## Final Activity Report Summary - SOLIDGR (Neutron stars with solid components in general relativity)

Neutron stars provide a meeting point for much extreme physics. In order to model their dynamics, one must account for matter at densities beyond those that can be reached in terrestrial laboratories, strong magnetic fields, an elastic nuclear lattice and various superfluid components.

This project mainly focussed on the modelling of the elastic crust that forms the outer kilometre of a star, which is approximately ten kilometres or so. We developed a versatile mathematical framework that could be used to describe a nuclear lattice through which superfluid neutrons might flow. The description was fully general relativistic, meaning that it took into account effects due to the curved space-time description of gravity.

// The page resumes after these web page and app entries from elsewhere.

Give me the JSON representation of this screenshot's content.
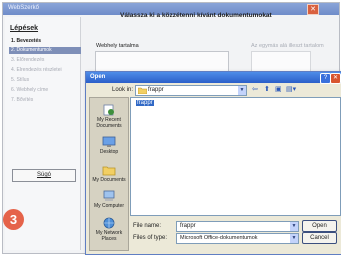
{
  "wizard": {
    "title": "WebSzerkő",
    "close_glyph": "✕",
    "steps_title": "Lépések",
    "steps": [
      "1. Bevezetés",
      "2. Dokumentumok",
      "3. Előrendezés",
      "4. Elrendezés részletei",
      "5. Stílus",
      "6. Webhely címe",
      "7. Bővítés"
    ],
    "sign_button": "Súgó",
    "main_title": "Válassza ki a közzétenni kívánt dokumentumokat",
    "web_label": "Webhely tartalma",
    "right_label": "Az egymás alá illeszt tartalom"
  },
  "dialog": {
    "title": "Open",
    "help_glyph": "?",
    "close_glyph": "✕",
    "look_in_label": "Look in:",
    "look_in_value": "frappr",
    "places": [
      "My Recent Documents",
      "Desktop",
      "My Documents",
      "My Computer",
      "My Network Places"
    ],
    "files": [
      "frappr"
    ],
    "file_name_label": "File name:",
    "file_name_value": "frappr",
    "files_of_type_label": "Files of type:",
    "files_of_type_value": "Microsoft Office-dokumentumok",
    "open_button": "Open",
    "cancel_button": "Cancel"
  },
  "step_badge": "3",
  "colors": {
    "accent": "#3169c6",
    "badge": "#e5634a",
    "titlebar": "#2b5fc9"
  }
}
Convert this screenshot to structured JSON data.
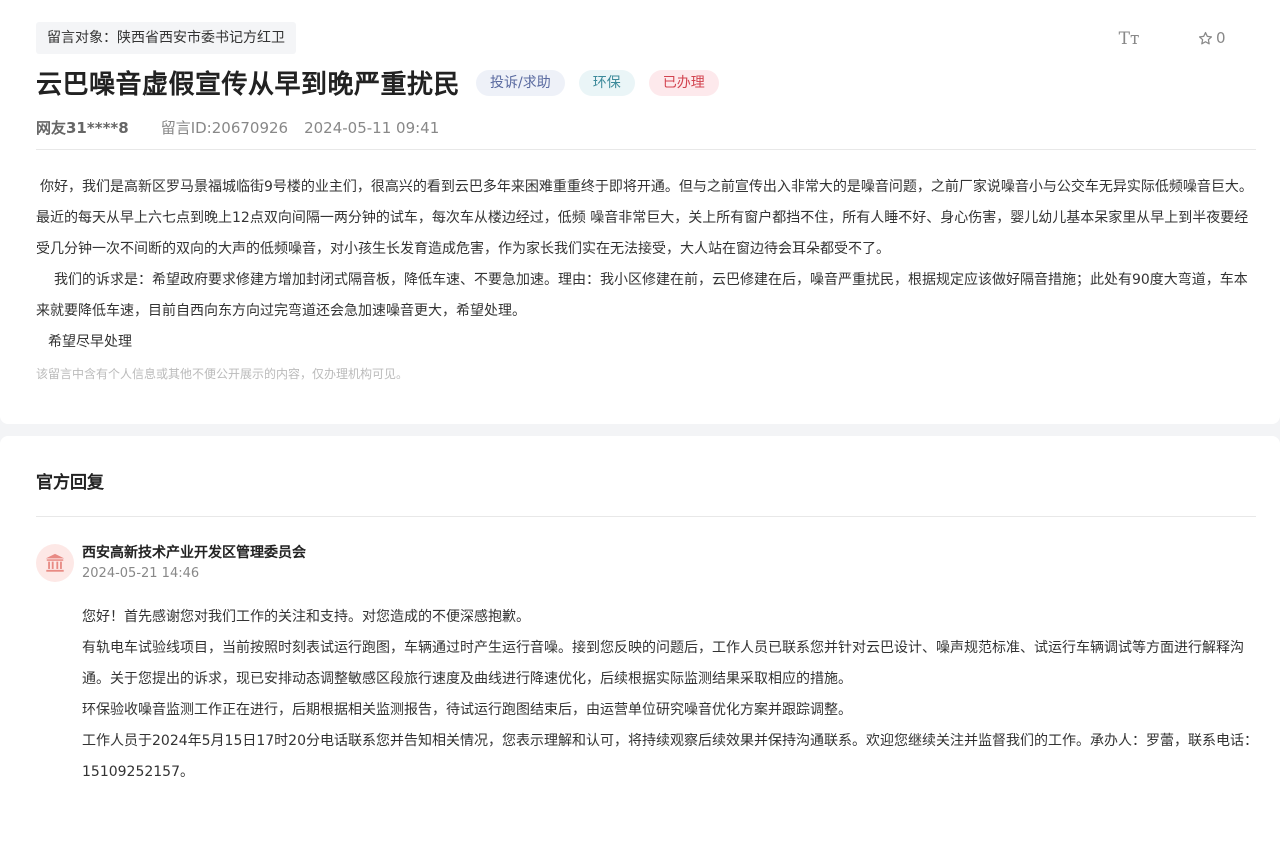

We analysed the mathematical equations in more detail in order to understand issues concerning shear wave propagation and coupling between the superfluid and crust ions, however this work was not finished by the time of the project completion. In order to investigate some of the astrophysical manifestations of these systems, we calculated the oscillation modes of a neutron star with a crust. These calculations, which were the first of their kind to be carried out in general relativity, could be compared to observational data for quasiperiodic oscillations seen in the tails of magnetar flares.

In addition, we outlined how a comparison with observations could be used to constrain our theoretical neutron star models. As part of the project we also developed a new method for calculating neutron star oscillation modes, including the damping rate because of gravitational wave emission. Furthermore, we considered the magnetar problem within the Newtonian theory of gravity. This allowed us to include magnetic field effects in the analysis and led to a simple toy model that explained the general properties of the observations.

Another aspect of neutron stars with elastic components is that they can sustain shear stresses, and may not be completely symmetric. We developed, again in Newtonian gravity, a new framework for modelling such neutron star 'mountains'. The key issue concerned how large they might be, and we showed that crustal mountains were limited to a height of a fraction of a centimetre on a ten kilometre star. This result should be compared to the upper limit provided by current gravitational wave observations. Our theoretical predictions suggested that observations were not yet able to test our models, but we anticipated that this would change in the not too distance future.

As an extension of this work, we investigated the deformations induced by the neutron star magnetic field. Again, the results indicated that observations were at present not able to test theoretical models. Nevertheless, the results we obtained were important in that they provided an insight into how sensitive the experiments should become before we could expect to glean any real insights into the physics of neutron stars.

This project mainly focussed on the modelling of the elastic crust that forms the outer kilometre of a star, which is approximately ten kilometres or so. We developed a versatile mathematical framework that could be used to describe a nuclear lattice through which superfluid neutrons might flow. The description was fully general relativistic, meaning that it took into account effects due to the curved space-time description of gravity.

We analysed the mathematical equations in more detail in order to understand issues concerning shear wave propagation and coupling between the superfluid and crust ions, however this work was not finished by the time of the project completion. In order to investigate some of the astrophysical manifestations of these systems, we calculated the oscillation modes of a neutron star with a crust. These calculations, which were the first of their kind to be carried out in general relativity, could be compared to observational data for quasiperiodic oscillations seen in the tails of magnetar flares.

In addition, we outlined how a comparison with observations could be used to constrain our theoretical neutron star models. As part of the project we also developed a new method for calculating neutron star oscillation modes, including the damping rate because of gravitational wave emission. Furthermore, we considered the magnetar problem within the Newtonian theory of gravity. This allowed us to include magnetic field effects in the analysis and led to a simple toy model that explained the general properties of the observations.

Another aspect of neutron stars with elastic components is that they can sustain shear stresses, and may not be completely symmetric. We developed, again in Newtonian gravity, a new framework for modelling such neutron star 'mountains'. The key issue concerned how large they might be, and we showed that crustal mountains were limited to a height of a fraction of a centimetre on a ten kilometre star. This result should be compared to the upper limit provided by current gravitational wave observations. Our theoretical predictions suggested that observations were not yet able to test our models, but we anticipated that this would change in the not too distance future.

As an extension of this work, we investigated the deformations induced by the neutron star magnetic field. Again, the results indicated that observations were at present not able to test theoretical models. Nevertheless, the results we obtained were important in that they provided an insight into how sensitive the experiments should become before we could expect to glean any real insights into the physics of neutron stars.